Similar punishments for similar crimes committed by similar people acting under similar circumstances are the foundation of the criminal justice system. On this foundation stand essential constitutional and public policy pillars of due process, equal protection and proportional punishment.
Recent aggravated murder cases show a disparity in death penalty cases so divergent, so inexplicable and so extreme that the death penalty is called into question as a matter of public policy.
In the last two years, for example, a serial killer, a child-killer rapist and a $1000 dollar hit man got life sentences rather than death. One prosecutor immediately changed a death penalty case to a life without parole case simply because the prosecuting attorney made a mistake requiring a new trial.
To determine the proper symmetry of aggravated murder cases and capital punishment it is necessary to look at a universe of cases in which
Similar crimes got the death penalty
Similar crimes did not get the death penalty
Similar crimes were not prosecuted as death penalty cases.
While this three-pronged method of review is not required under Kentucky statutory law mandating proportionality reviews of all death sentences or the United State Constitution as interpreted by the United States Supreme, the extraordinary disparity in outcome of potential death penalty cases is troubling enough to justify a broad inquiry by the governor before signing a death warrant.
The governor has vast clemency powers without constraints and virtually beyond review. The drafters of Kentucky's constitution made a plenary grant of executive power to enable the chief magistrate do justice on a plane beyond the minimum required by statute. Confidence in the justice system can only be achieved by finding a reasonable explanation for a disparity that is now inexplicable.
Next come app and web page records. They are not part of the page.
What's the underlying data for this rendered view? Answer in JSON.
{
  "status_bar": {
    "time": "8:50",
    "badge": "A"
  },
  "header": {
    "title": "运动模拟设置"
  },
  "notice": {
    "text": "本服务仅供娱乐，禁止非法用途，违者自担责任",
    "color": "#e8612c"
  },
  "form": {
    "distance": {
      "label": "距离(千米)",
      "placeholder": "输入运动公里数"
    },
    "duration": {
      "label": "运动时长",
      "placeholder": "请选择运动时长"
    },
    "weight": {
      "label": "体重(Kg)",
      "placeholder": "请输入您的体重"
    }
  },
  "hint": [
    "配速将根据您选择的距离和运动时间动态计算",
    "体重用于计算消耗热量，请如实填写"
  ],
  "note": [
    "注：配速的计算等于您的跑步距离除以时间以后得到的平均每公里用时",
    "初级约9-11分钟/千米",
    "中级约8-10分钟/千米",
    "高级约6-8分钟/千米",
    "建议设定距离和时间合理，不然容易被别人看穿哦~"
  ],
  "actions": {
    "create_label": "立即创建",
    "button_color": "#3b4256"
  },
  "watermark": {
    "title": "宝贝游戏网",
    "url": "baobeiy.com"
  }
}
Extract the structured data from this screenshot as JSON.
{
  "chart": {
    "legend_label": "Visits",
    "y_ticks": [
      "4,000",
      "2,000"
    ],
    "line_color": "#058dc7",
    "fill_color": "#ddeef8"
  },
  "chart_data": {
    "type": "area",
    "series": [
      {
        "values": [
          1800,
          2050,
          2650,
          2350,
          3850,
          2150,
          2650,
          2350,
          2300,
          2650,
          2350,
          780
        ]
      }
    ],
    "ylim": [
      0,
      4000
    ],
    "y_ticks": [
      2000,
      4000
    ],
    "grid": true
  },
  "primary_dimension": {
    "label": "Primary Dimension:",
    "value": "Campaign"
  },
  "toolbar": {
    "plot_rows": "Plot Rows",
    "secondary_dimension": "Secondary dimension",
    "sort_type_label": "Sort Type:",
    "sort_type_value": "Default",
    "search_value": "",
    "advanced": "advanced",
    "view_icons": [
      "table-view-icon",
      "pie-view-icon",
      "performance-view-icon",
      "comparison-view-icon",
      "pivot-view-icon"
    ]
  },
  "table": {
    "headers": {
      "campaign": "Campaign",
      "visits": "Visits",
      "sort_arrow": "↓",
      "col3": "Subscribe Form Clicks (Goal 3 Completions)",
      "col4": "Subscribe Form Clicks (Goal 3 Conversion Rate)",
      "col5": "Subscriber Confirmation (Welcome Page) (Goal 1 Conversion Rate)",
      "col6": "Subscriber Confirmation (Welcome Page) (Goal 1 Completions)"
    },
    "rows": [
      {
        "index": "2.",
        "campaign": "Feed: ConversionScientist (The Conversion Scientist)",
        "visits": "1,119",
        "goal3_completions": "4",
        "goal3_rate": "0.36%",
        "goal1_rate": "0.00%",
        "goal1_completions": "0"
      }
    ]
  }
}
297 words/ May 25, 2010
Donald Vish, Kentucky Coalition to Abolish the Death Penalty, Louisville